Start of Block
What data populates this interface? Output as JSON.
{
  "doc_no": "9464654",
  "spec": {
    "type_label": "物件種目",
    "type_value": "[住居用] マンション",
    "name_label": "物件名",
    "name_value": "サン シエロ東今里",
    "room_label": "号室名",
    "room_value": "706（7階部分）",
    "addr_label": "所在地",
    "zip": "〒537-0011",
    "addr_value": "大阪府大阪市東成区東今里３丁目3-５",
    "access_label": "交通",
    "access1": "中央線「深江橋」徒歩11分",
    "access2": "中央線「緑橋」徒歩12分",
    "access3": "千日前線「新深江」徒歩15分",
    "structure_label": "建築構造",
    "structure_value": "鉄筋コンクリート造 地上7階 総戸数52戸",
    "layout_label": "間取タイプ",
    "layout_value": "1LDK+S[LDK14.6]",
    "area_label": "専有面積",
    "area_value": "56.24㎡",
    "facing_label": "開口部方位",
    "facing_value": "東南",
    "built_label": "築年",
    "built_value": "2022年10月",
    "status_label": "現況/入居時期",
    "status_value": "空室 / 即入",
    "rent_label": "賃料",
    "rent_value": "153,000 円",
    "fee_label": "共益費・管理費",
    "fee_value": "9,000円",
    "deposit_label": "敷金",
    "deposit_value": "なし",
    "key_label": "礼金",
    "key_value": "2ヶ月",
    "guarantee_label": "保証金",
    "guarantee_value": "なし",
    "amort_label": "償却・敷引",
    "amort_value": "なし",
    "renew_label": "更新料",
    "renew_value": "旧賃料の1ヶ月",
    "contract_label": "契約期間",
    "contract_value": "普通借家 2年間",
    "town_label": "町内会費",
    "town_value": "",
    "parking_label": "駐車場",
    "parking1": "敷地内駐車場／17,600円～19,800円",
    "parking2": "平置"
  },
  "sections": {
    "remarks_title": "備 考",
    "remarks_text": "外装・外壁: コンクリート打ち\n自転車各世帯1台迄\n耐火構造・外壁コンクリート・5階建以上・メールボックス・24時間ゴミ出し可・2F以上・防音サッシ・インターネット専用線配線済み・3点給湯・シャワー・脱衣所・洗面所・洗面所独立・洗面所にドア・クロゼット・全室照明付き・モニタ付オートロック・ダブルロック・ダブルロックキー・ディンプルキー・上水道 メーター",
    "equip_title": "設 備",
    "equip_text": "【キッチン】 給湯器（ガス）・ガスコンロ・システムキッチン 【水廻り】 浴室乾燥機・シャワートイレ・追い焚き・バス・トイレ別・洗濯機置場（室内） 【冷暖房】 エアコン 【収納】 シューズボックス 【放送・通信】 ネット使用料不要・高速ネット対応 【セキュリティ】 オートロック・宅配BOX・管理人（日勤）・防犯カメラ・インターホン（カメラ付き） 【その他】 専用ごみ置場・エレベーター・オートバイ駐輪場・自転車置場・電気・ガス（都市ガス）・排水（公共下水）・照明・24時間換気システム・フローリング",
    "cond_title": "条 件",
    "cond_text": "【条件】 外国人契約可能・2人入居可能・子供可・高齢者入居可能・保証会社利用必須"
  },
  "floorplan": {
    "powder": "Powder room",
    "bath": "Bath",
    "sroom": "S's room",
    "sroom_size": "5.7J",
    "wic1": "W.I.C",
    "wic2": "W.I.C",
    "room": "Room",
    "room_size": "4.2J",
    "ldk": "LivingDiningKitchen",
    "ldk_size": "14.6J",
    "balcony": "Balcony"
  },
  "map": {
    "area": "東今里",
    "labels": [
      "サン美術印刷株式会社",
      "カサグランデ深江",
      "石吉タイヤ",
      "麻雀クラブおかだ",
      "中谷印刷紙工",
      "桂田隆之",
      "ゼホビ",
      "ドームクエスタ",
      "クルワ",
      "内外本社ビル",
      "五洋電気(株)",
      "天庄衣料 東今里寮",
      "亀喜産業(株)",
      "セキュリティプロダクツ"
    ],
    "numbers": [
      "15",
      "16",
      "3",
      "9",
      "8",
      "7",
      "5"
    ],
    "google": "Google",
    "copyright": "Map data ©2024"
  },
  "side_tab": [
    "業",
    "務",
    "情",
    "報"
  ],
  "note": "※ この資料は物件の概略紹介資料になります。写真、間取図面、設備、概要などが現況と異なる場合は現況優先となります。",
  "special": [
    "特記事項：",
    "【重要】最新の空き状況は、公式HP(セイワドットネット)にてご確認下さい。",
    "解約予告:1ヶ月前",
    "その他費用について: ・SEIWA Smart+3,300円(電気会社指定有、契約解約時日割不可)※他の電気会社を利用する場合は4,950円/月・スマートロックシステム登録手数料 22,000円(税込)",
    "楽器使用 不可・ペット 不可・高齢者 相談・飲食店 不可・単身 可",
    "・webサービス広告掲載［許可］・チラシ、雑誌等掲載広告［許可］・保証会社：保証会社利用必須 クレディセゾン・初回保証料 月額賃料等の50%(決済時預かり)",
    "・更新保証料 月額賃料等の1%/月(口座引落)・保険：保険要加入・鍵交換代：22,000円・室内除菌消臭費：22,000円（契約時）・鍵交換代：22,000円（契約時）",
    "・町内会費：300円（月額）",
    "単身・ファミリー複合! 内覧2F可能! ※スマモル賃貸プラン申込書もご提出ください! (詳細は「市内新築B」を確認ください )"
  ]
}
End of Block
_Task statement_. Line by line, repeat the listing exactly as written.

_Task result_.
What data populates this interface? Output as JSON.
{
  "doc_no": "9464654",
  "spec": {
    "type_label": "物件種目",
    "type_value": "[住居用] マンション",
    "name_label": "物件名",
    "name_value": "サン シエロ東今里",
    "room_label": "号室名",
    "room_value": "706（7階部分）",
    "addr_label": "所在地",
    "zip": "〒537-0011",
    "addr_value": "大阪府大阪市東成区東今里３丁目3-５",
    "access_label": "交通",
    "access1": "中央線「深江橋」徒歩11分",
    "access2": "中央線「緑橋」徒歩12分",
    "access3": "千日前線「新深江」徒歩15分",
    "structure_label": "建築構造",
    "structure_value": "鉄筋コンクリート造 地上7階 総戸数52戸",
    "layout_label": "間取タイプ",
    "layout_value": "1LDK+S[LDK14.6]",
    "area_label": "専有面積",
    "area_value": "56.24㎡",
    "facing_label": "開口部方位",
    "facing_value": "東南",
    "built_label": "築年",
    "built_value": "2022年10月",
    "status_label": "現況/入居時期",
    "status_value": "空室 / 即入",
    "rent_label": "賃料",
    "rent_value": "153,000 円",
    "fee_label": "共益費・管理費",
    "fee_value": "9,000円",
    "deposit_label": "敷金",
    "deposit_value": "なし",
    "key_label": "礼金",
    "key_value": "2ヶ月",
    "guarantee_label": "保証金",
    "guarantee_value": "なし",
    "amort_label": "償却・敷引",
    "amort_value": "なし",
    "renew_label": "更新料",
    "renew_value": "旧賃料の1ヶ月",
    "contract_label": "契約期間",
    "contract_value": "普通借家 2年間",
    "town_label": "町内会費",
    "town_value": "",
    "parking_label": "駐車場",
    "parking1": "敷地内駐車場／17,600円～19,800円",
    "parking2": "平置"
  },
  "sections": {
    "remarks_title": "備 考",
    "remarks_text": "外装・外壁: コンクリート打ち\n自転車各世帯1台迄\n耐火構造・外壁コンクリート・5階建以上・メールボックス・24時間ゴミ出し可・2F以上・防音サッシ・インターネット専用線配線済み・3点給湯・シャワー・脱衣所・洗面所・洗面所独立・洗面所にドア・クロゼット・全室照明付き・モニタ付オートロック・ダブルロック・ダブルロックキー・ディンプルキー・上水道 メーター",
    "equip_title": "設 備",
    "equip_text": "【キッチン】 給湯器（ガス）・ガスコンロ・システムキッチン 【水廻り】 浴室乾燥機・シャワートイレ・追い焚き・バス・トイレ別・洗濯機置場（室内） 【冷暖房】 エアコン 【収納】 シューズボックス 【放送・通信】 ネット使用料不要・高速ネット対応 【セキュリティ】 オートロック・宅配BOX・管理人（日勤）・防犯カメラ・インターホン（カメラ付き） 【その他】 専用ごみ置場・エレベーター・オートバイ駐輪場・自転車置場・電気・ガス（都市ガス）・排水（公共下水）・照明・24時間換気システム・フローリング",
    "cond_title": "条 件",
    "cond_text": "【条件】 外国人契約可能・2人入居可能・子供可・高齢者入居可能・保証会社利用必須"
  },
  "floorplan": {
    "powder": "Powder room",
    "bath": "Bath",
    "sroom": "S's room",
    "sroom_size": "5.7J",
    "wic1": "W.I.C",
    "wic2": "W.I.C",
    "room": "Room",
    "room_size": "4.2J",
    "ldk": "LivingDiningKitchen",
    "ldk_size": "14.6J",
    "balcony": "Balcony"
  },
  "map": {
    "area": "東今里",
    "labels": [
      "サン美術印刷株式会社",
      "カサグランデ深江",
      "石吉タイヤ",
      "麻雀クラブおかだ",
      "中谷印刷紙工",
      "桂田隆之",
      "ゼホビ",
      "ドームクエスタ",
      "クルワ",
      "内外本社ビル",
      "五洋電気(株)",
      "天庄衣料 東今里寮",
      "亀喜産業(株)",
      "セキュリティプロダクツ"
    ],
    "numbers": [
      "15",
      "16",
      "3",
      "9",
      "8",
      "7",
      "5"
    ],
    "google": "Google",
    "copyright": "Map data ©2024"
  },
  "side_tab": [
    "業",
    "務",
    "情",
    "報"
  ],
  "note": "※ この資料は物件の概略紹介資料になります。写真、間取図面、設備、概要などが現況と異なる場合は現況優先となります。",
  "special": [
    "特記事項：",
    "【重要】最新の空き状況は、公式HP(セイワドットネット)にてご確認下さい。",
    "解約予告:1ヶ月前",
    "その他費用について: ・SEIWA Smart+3,300円(電気会社指定有、契約解約時日割不可)※他の電気会社を利用する場合は4,950円/月・スマートロックシステム登録手数料 22,000円(税込)",
    "楽器使用 不可・ペット 不可・高齢者 相談・飲食店 不可・単身 可",
    "・webサービス広告掲載［許可］・チラシ、雑誌等掲載広告［許可］・保証会社：保証会社利用必須 クレディセゾン・初回保証料 月額賃料等の50%(決済時預かり)",
    "・更新保証料 月額賃料等の1%/月(口座引落)・保険：保険要加入・鍵交換代：22,000円・室内除菌消臭費：22,000円（契約時）・鍵交換代：22,000円（契約時）",
    "・町内会費：300円（月額）",
    "単身・ファミリー複合! 内覧2F可能! ※スマモル賃貸プラン申込書もご提出ください! (詳細は「市内新築B」を確認ください )"
  ]
}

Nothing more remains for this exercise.